Learning to Ride a USS LWB Recumbent
Some thoughts on the transition from riding a diamond frame to a LWB USS recumbent:
1. Stop pulling with your arms. Yes, this was useful on your other bike but it is not useful if you have under seat steering. Learning to relax your arms and upper body is a key to comfortable riding.
2. Yes, you need to spin like Lance. Spinning saves your knees and gets you up steep hills. I know you think you were spinning on your old bike but you have just moved up to the big leagues of spinning. 80 revolutions per minute is OK but you should be shooting for a 100 now. You won't be able to stomp on the pedals and go over a hill for quite a while.
3. Be patient with yourself. You are leaning to ride again. This is the time to feel like a kid and enjoy every moment of this new experience. Old roads will look new and old pains will slowly go away soon you will be riding pain free.
4. Muscles develop slowly so be patient. It takes about a year for your unused muscles to develop. So don't be discouraged if your knees are telling you that this is enough for today and it is not what you wanted to do. Just marvel at how good you feel when you are on the bike and that when you get off only your legs are tired. There is no back, neck, hand, or butt pain.
5. Slow speed stability takes a little practice but will come fairly quickly. This is an important skill for climbing steep hills. You will be practicing it but practice is more fun if it is done before you start that mountain tour. Falling over even if your friends aren't there is no fun.
6. Yes, big heavy recumbents can climb mountains but not usually fast. Out of the box most bikes are not any more ready for the mountains than your beginners knees. XT Mountain Gearing (22 on the front and 34 on the back) will do it just fine if you have learned to spin and you are patient.
7. Climbing mountains on a LWB recumbent is a time to enjoy nature. You will be surprised at all the things you can see as you zip along at 3 1/2 MPH (remember, I said low speed stability would be important). You can observe the birds circling above and wonder what type of predator they might be. Or, you can watch ants as they build their mounds along the side of the road. You will learn to love the mountains not just because of the view but because no one can believe you made it to the top.

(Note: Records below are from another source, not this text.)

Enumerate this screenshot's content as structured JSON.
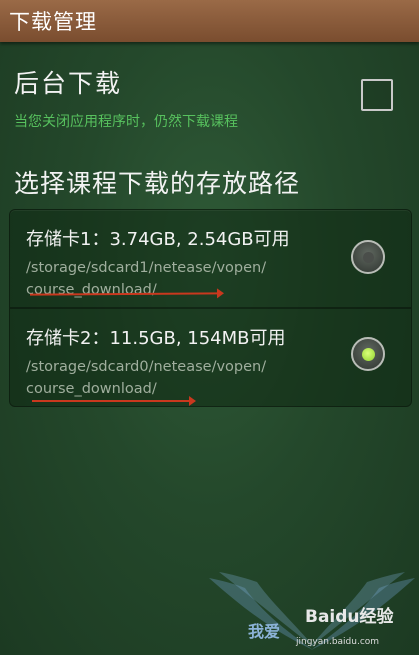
{
  "titlebar": {
    "title": "下载管理"
  },
  "background_download": {
    "title": "后台下载",
    "subtitle": "当您关闭应用程序时，仍然下载课程",
    "checked": false
  },
  "storage": {
    "section_title": "选择课程下载的存放路径",
    "options": [
      {
        "label": "存储卡1：3.74GB, 2.54GB可用",
        "path_line1": "/storage/sdcard1/netease/vopen/",
        "path_line2": "course_download/",
        "selected": false
      },
      {
        "label": "存储卡2：11.5GB, 154MB可用",
        "path_line1": "/storage/sdcard0/netease/vopen/",
        "path_line2": "course_download/",
        "selected": true
      }
    ]
  },
  "watermark": {
    "brand": "Baidu经验",
    "url": "jingyan.baidu.com",
    "cn": "我爱"
  },
  "colors": {
    "titlebar": "#8a5b3b",
    "background": "#2a4f31",
    "accent_green": "#57c15e",
    "annotation_arrow": "#c9381e"
  }
}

8. LWB recumbents become a force of nature as they descend. They are the closest that most of us will come to riding a luge. Now you will value that long wheelbase and plush ride. Yes, they are stable and fast on descents, but as you approach the sound barrier caution is advised. It is also nice if you have kept your brakes adjusted and are able to stop before entering the intersection with a red light at the bottom of the hill.
9. Nothing is hard if you aren't in a hurry and Nothing destroys a good ride like time pressure. Try to let those other thoughts slide away as you ride and enjoy the moment.
10. While you are riding occasionally look up at the sky and remember that your world is not the road. The road is under your tires. The world is out there in front of you waiting to be enjoyed.
11. Each season especially your first, miles will come before speed. I know this is the opposite of your experience riding a diamond frame. But the miles come from relaxed, pain free riding and speed comes as your new recumbent muscles build. The speed will seem to come slowly, but it will come if you ride.
12. When the ride is over, just sit for a moment in the seat of your LWB USS recumbent and think how comfortable it feels. Notice that your neck and hands don't hurt. Remember all of that you have seen now that you aren't looking at the road as you ride. Smile to your self but don't tell your friends, I am not sure it would be as much fun if they weren't suffering.
Also, see Why I Ride a LWB USS Recumbent